<<<<

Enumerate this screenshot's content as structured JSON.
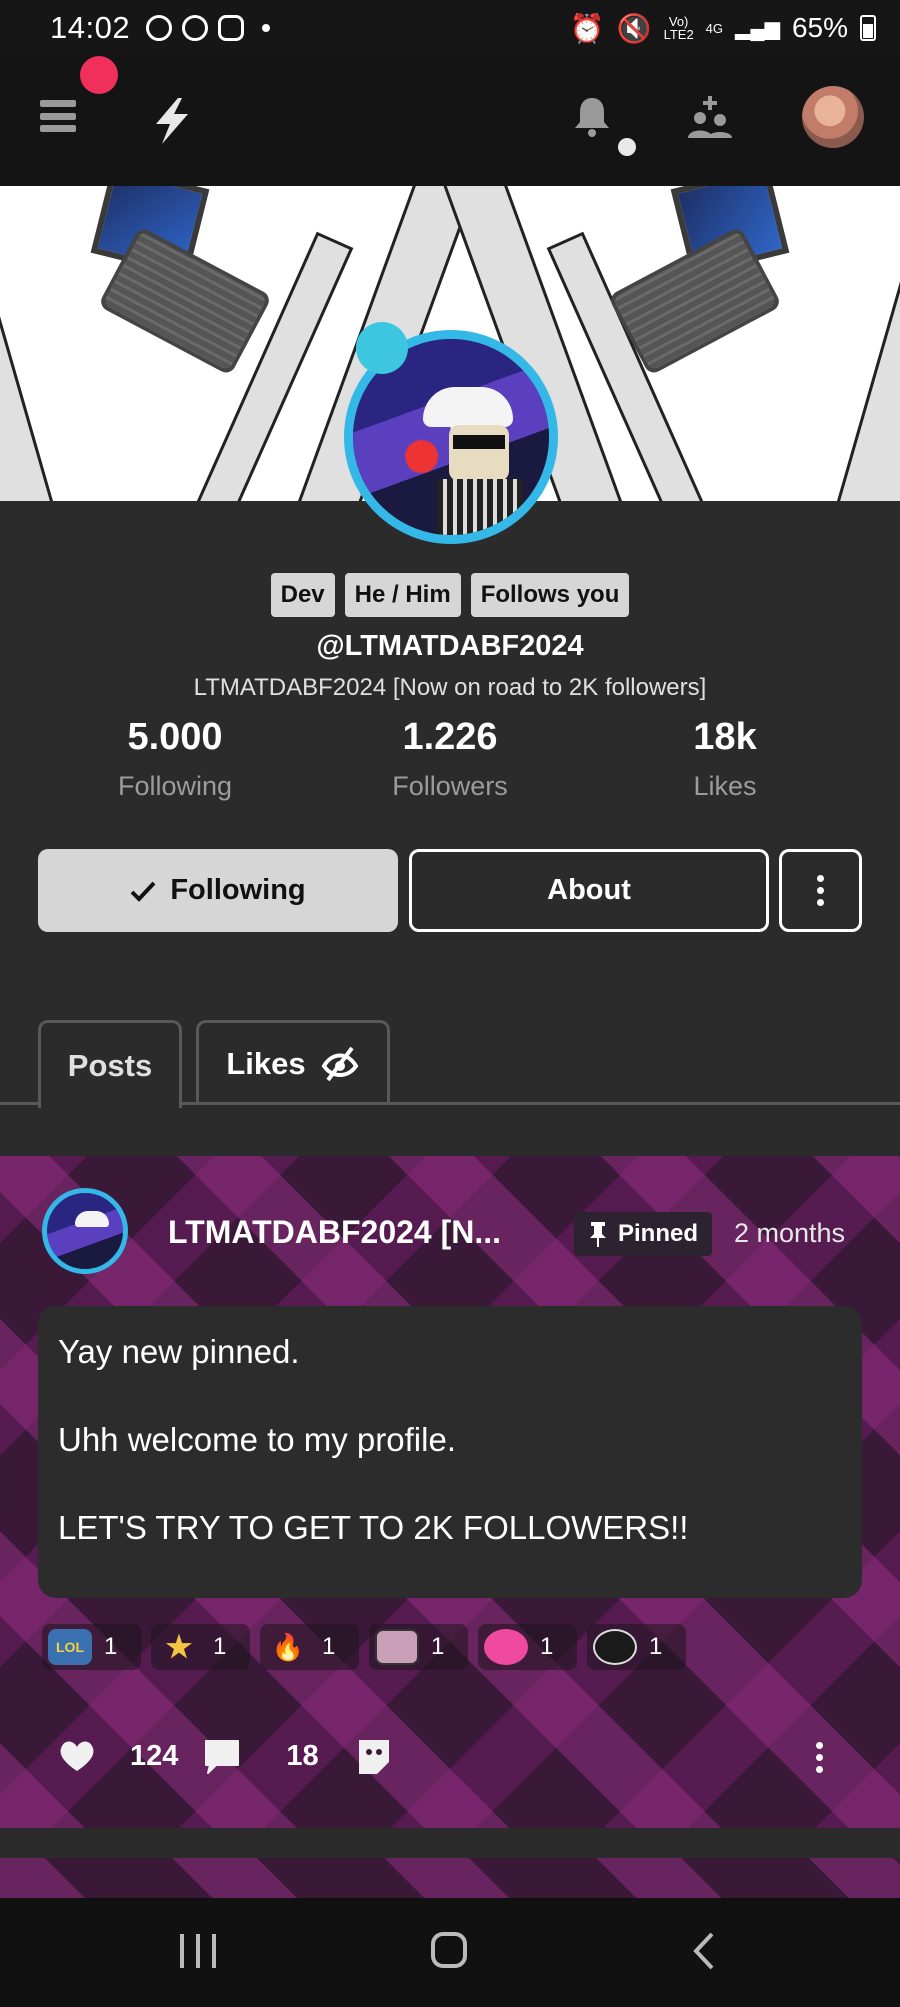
{
  "status_bar": {
    "time": "14:02",
    "network_top": "Vo)",
    "network_bottom": "LTE2",
    "network_gen": "4G",
    "battery": "65%"
  },
  "colors": {
    "accent_blue": "#33b8e8",
    "notification_red": "#f0305a",
    "button_light": "#d6d6d6",
    "post_purple": "#3a1838"
  },
  "profile": {
    "chips": [
      "Dev",
      "He / Him",
      "Follows you"
    ],
    "handle": "@LTMATDABF2024",
    "display_name": "LTMATDABF2024 [Now on road to 2K followers]",
    "stats": [
      {
        "value": "5.000",
        "label": "Following"
      },
      {
        "value": "1.226",
        "label": "Followers"
      },
      {
        "value": "18k",
        "label": "Likes"
      }
    ],
    "following_button": "Following",
    "about_button": "About"
  },
  "tabs": [
    {
      "label": "Posts"
    },
    {
      "label": "Likes"
    }
  ],
  "post": {
    "author": "LTMATDABF2024 [N...",
    "pinned_label": "Pinned",
    "time": "2 months",
    "body": [
      "Yay new pinned.",
      "Uhh welcome to my profile.",
      "LET'S TRY TO GET TO 2K FOLLOWERS!!"
    ],
    "reactions": [
      {
        "icon": "lol-reaction-icon",
        "label": "LOL",
        "count": "1"
      },
      {
        "icon": "star-reaction-icon",
        "label": "★",
        "count": "1"
      },
      {
        "icon": "fire-reaction-icon",
        "label": "🔥",
        "count": "1"
      },
      {
        "icon": "sticker-reaction-icon",
        "label": "",
        "count": "1"
      },
      {
        "icon": "heart-face-reaction-icon",
        "label": "",
        "count": "1"
      },
      {
        "icon": "ghost-reaction-icon",
        "label": "",
        "count": "1"
      }
    ],
    "like_count": "124",
    "comment_count": "18"
  }
}
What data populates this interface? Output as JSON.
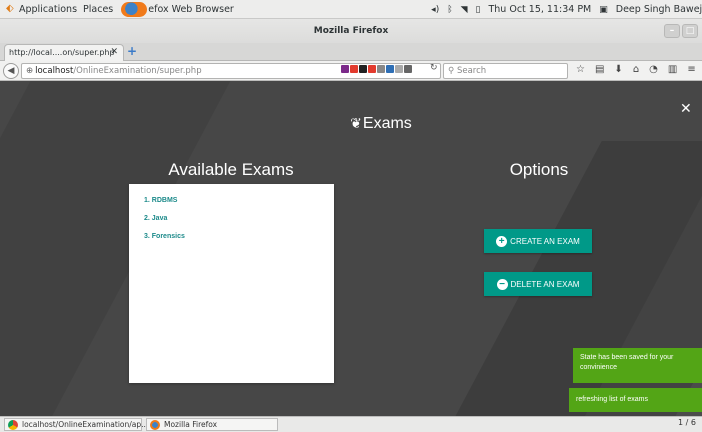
{
  "topbar": {
    "applications": "Applications",
    "places": "Places",
    "browser_label": "efox Web Browser",
    "datetime": "Thu Oct 15, 11:34 PM",
    "user": "Deep Singh Baweja"
  },
  "window": {
    "title": "Mozilla Firefox"
  },
  "tab": {
    "label": "http://local....on/super.php"
  },
  "nav": {
    "url_host": "localhost",
    "url_path": "/OnlineExamination/super.php",
    "search_placeholder": "Search"
  },
  "page": {
    "title": "Exams",
    "available_heading": "Available Exams",
    "options_heading": "Options",
    "exams": [
      "1. RDBMS",
      "2. Java",
      "3. Forensics"
    ],
    "create_button": "CREATE AN EXAM",
    "delete_button": "DELETE AN EXAM",
    "toasts": [
      "State has been saved for your convinience",
      "refreshing list of exams"
    ]
  },
  "taskbar": {
    "task1": "localhost/OnlineExamination/ap...",
    "task2": "Mozilla Firefox",
    "pager": "1 / 6"
  },
  "colors": {
    "accent": "#009988",
    "toast": "#53a516",
    "page_bg": "#474747",
    "exam_link": "#1c8a8a"
  },
  "icons": [
    "apps-icon",
    "firefox-icon",
    "volume-icon",
    "bluetooth-icon",
    "wifi-icon",
    "battery-icon",
    "user-icon",
    "close-icon",
    "back-icon",
    "globe-icon",
    "reload-icon",
    "search-icon",
    "bookmark-star-icon",
    "reading-list-icon",
    "download-icon",
    "home-icon",
    "menu-icon",
    "leaf-icon",
    "plus-circle-icon",
    "minus-circle-icon",
    "chrome-icon"
  ]
}
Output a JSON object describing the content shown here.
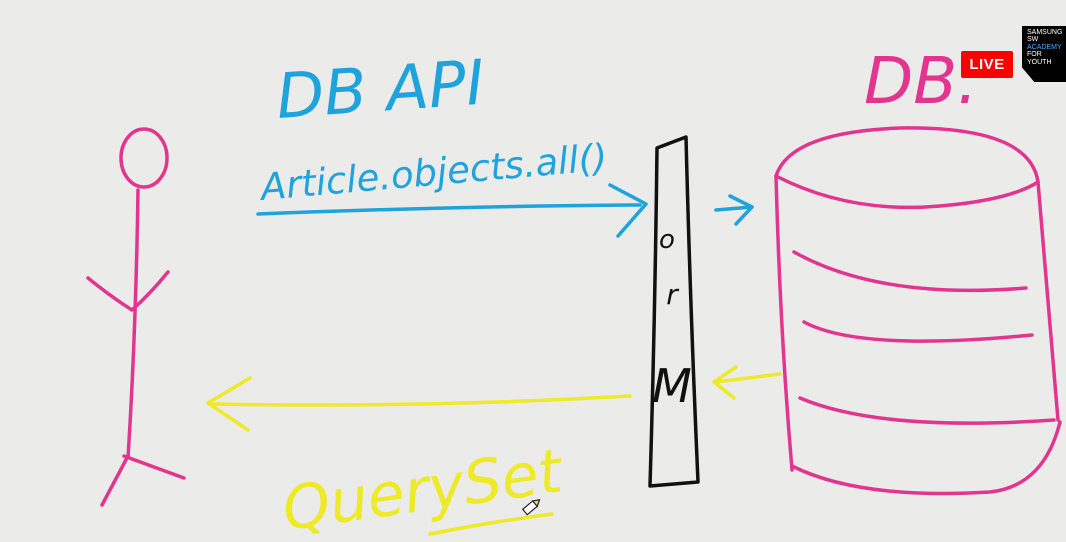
{
  "whiteboard": {
    "title_api": "DB API",
    "code_call": "Article.objects.all()",
    "orm_letters": [
      "o",
      "r",
      "M"
    ],
    "db_label": "DB.",
    "return_label": "QuerySet"
  },
  "overlay": {
    "live_label": "LIVE",
    "logo_lines": [
      "SAMSUNG",
      "SW",
      "ACADEMY",
      "FOR",
      "YOUTH"
    ]
  },
  "colors": {
    "background": "#ebebea",
    "blue_ink": "#1fa3dc",
    "magenta_ink": "#e2358f",
    "yellow_ink": "#eeea28",
    "black_ink": "#111111",
    "live_red": "#ff0000"
  },
  "cursor_icon": "pencil-cursor-icon"
}
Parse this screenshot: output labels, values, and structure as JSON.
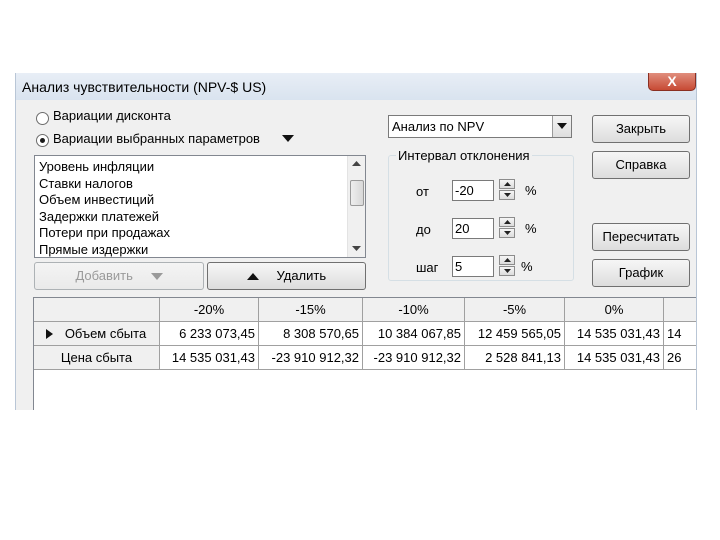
{
  "window": {
    "title": "Анализ чувствительности (NPV-$ US)",
    "close_glyph": "X"
  },
  "options": {
    "radio_discount": "Вариации дисконта",
    "radio_params": "Вариации выбранных параметров"
  },
  "params_list": [
    "Уровень инфляции",
    "Ставки налогов",
    "Объем инвестиций",
    "Задержки платежей",
    "Потери при продажах",
    "Прямые издержки"
  ],
  "buttons": {
    "add": "Добавить",
    "delete": "Удалить",
    "close": "Закрыть",
    "help": "Справка",
    "recalc": "Пересчитать",
    "graph": "График"
  },
  "analysis_select": {
    "value": "Анализ по NPV"
  },
  "interval": {
    "title": "Интервал отклонения",
    "from_label": "от",
    "from_value": "-20",
    "to_label": "до",
    "to_value": "20",
    "step_label": "шаг",
    "step_value": "5",
    "percent": "%"
  },
  "table": {
    "columns": [
      "-20%",
      "-15%",
      "-10%",
      "-5%",
      "0%",
      ""
    ],
    "rows": [
      {
        "label": "Объем сбыта",
        "values": [
          "6 233 073,45",
          "8 308 570,65",
          "10 384 067,85",
          "12 459 565,05",
          "14 535 031,43",
          "14"
        ]
      },
      {
        "label": "Цена сбыта",
        "values": [
          "14 535 031,43",
          "-23 910 912,32",
          "-23 910 912,32",
          "2 528 841,13",
          "14 535 031,43",
          "26"
        ]
      }
    ]
  }
}
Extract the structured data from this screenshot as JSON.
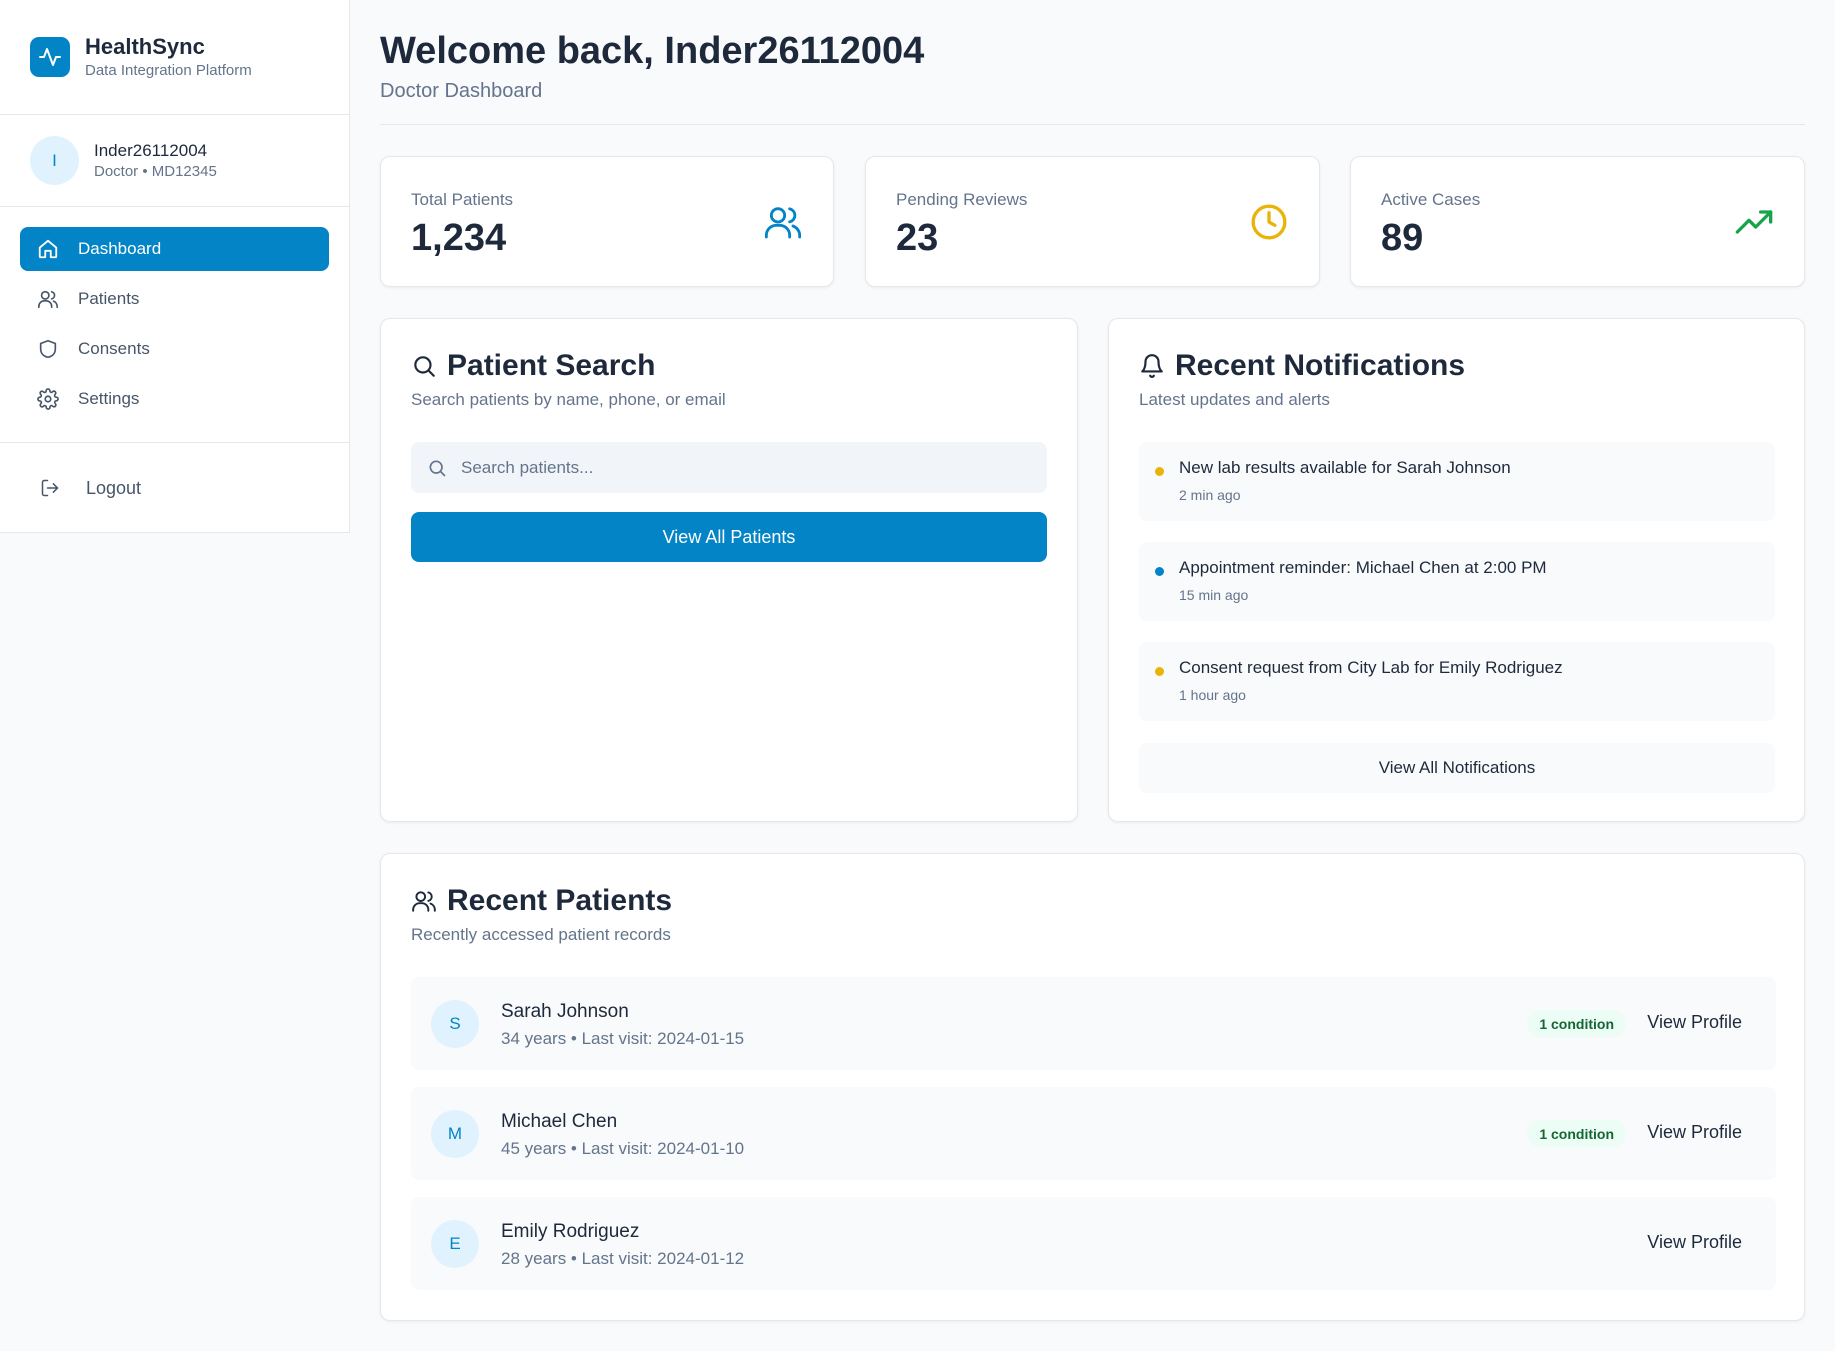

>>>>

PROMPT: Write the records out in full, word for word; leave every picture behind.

RESPONSE TO THIS EXERCISE:
Enumerate this screenshot's content as structured JSON.
{
  "status_bar": {
    "time": "14:02",
    "network_top": "Vo)",
    "network_bottom": "LTE2",
    "network_gen": "4G",
    "battery": "65%"
  },
  "colors": {
    "accent_blue": "#33b8e8",
    "notification_red": "#f0305a",
    "button_light": "#d6d6d6",
    "post_purple": "#3a1838"
  },
  "profile": {
    "chips": [
      "Dev",
      "He / Him",
      "Follows you"
    ],
    "handle": "@LTMATDABF2024",
    "display_name": "LTMATDABF2024 [Now on road to 2K followers]",
    "stats": [
      {
        "value": "5.000",
        "label": "Following"
      },
      {
        "value": "1.226",
        "label": "Followers"
      },
      {
        "value": "18k",
        "label": "Likes"
      }
    ],
    "following_button": "Following",
    "about_button": "About"
  },
  "tabs": [
    {
      "label": "Posts"
    },
    {
      "label": "Likes"
    }
  ],
  "post": {
    "author": "LTMATDABF2024 [N...",
    "pinned_label": "Pinned",
    "time": "2 months",
    "body": [
      "Yay new pinned.",
      "Uhh welcome to my profile.",
      "LET'S TRY TO GET TO 2K FOLLOWERS!!"
    ],
    "reactions": [
      {
        "icon": "lol-reaction-icon",
        "label": "LOL",
        "count": "1"
      },
      {
        "icon": "star-reaction-icon",
        "label": "★",
        "count": "1"
      },
      {
        "icon": "fire-reaction-icon",
        "label": "🔥",
        "count": "1"
      },
      {
        "icon": "sticker-reaction-icon",
        "label": "",
        "count": "1"
      },
      {
        "icon": "heart-face-reaction-icon",
        "label": "",
        "count": "1"
      },
      {
        "icon": "ghost-reaction-icon",
        "label": "",
        "count": "1"
      }
    ],
    "like_count": "124",
    "comment_count": "18"
  }
}
What data populates this interface? Output as JSON.
{
  "topbar": {
    "applications": "Applications",
    "places": "Places",
    "browser_label": "efox Web Browser",
    "datetime": "Thu Oct 15, 11:34 PM",
    "user": "Deep Singh Baweja"
  },
  "window": {
    "title": "Mozilla Firefox"
  },
  "tab": {
    "label": "http://local....on/super.php"
  },
  "nav": {
    "url_host": "localhost",
    "url_path": "/OnlineExamination/super.php",
    "search_placeholder": "Search"
  },
  "page": {
    "title": "Exams",
    "available_heading": "Available Exams",
    "options_heading": "Options",
    "exams": [
      "1. RDBMS",
      "2. Java",
      "3. Forensics"
    ],
    "create_button": "CREATE AN EXAM",
    "delete_button": "DELETE AN EXAM",
    "toasts": [
      "State has been saved for your convinience",
      "refreshing list of exams"
    ]
  },
  "taskbar": {
    "task1": "localhost/OnlineExamination/ap...",
    "task2": "Mozilla Firefox",
    "pager": "1 / 6"
  },
  "colors": {
    "accent": "#009988",
    "toast": "#53a516",
    "page_bg": "#474747",
    "exam_link": "#1c8a8a"
  },
  "icons": [
    "apps-icon",
    "firefox-icon",
    "volume-icon",
    "bluetooth-icon",
    "wifi-icon",
    "battery-icon",
    "user-icon",
    "close-icon",
    "back-icon",
    "globe-icon",
    "reload-icon",
    "search-icon",
    "bookmark-star-icon",
    "reading-list-icon",
    "download-icon",
    "home-icon",
    "menu-icon",
    "leaf-icon",
    "plus-circle-icon",
    "minus-circle-icon",
    "chrome-icon"
  ]
}
Output a JSON object describing the content shown here.
{
  "whiteboard": {
    "title_api": "DB API",
    "code_call": "Article.objects.all()",
    "orm_letters": [
      "o",
      "r",
      "M"
    ],
    "db_label": "DB.",
    "return_label": "QuerySet"
  },
  "overlay": {
    "live_label": "LIVE",
    "logo_lines": [
      "SAMSUNG",
      "SW",
      "ACADEMY",
      "FOR",
      "YOUTH"
    ]
  },
  "colors": {
    "background": "#ebebea",
    "blue_ink": "#1fa3dc",
    "magenta_ink": "#e2358f",
    "yellow_ink": "#eeea28",
    "black_ink": "#111111",
    "live_red": "#ff0000"
  },
  "cursor_icon": "pencil-cursor-icon"
}
Parse this screenshot: output labels, values, and structure as JSON.
{
  "window": {
    "title": "Анализ чувствительности (NPV-$ US)",
    "close_glyph": "X"
  },
  "options": {
    "radio_discount": "Вариации дисконта",
    "radio_params": "Вариации выбранных параметров"
  },
  "params_list": [
    "Уровень инфляции",
    "Ставки налогов",
    "Объем инвестиций",
    "Задержки платежей",
    "Потери при продажах",
    "Прямые издержки"
  ],
  "buttons": {
    "add": "Добавить",
    "delete": "Удалить",
    "close": "Закрыть",
    "help": "Справка",
    "recalc": "Пересчитать",
    "graph": "График"
  },
  "analysis_select": {
    "value": "Анализ по NPV"
  },
  "interval": {
    "title": "Интервал отклонения",
    "from_label": "от",
    "from_value": "-20",
    "to_label": "до",
    "to_value": "20",
    "step_label": "шаг",
    "step_value": "5",
    "percent": "%"
  },
  "table": {
    "columns": [
      "-20%",
      "-15%",
      "-10%",
      "-5%",
      "0%",
      ""
    ],
    "rows": [
      {
        "label": "Объем сбыта",
        "values": [
          "6 233 073,45",
          "8 308 570,65",
          "10 384 067,85",
          "12 459 565,05",
          "14 535 031,43",
          "14"
        ]
      },
      {
        "label": "Цена сбыта",
        "values": [
          "14 535 031,43",
          "-23 910 912,32",
          "-23 910 912,32",
          "2 528 841,13",
          "14 535 031,43",
          "26"
        ]
      }
    ]
  }
}
Extract the structured data from this screenshot as JSON.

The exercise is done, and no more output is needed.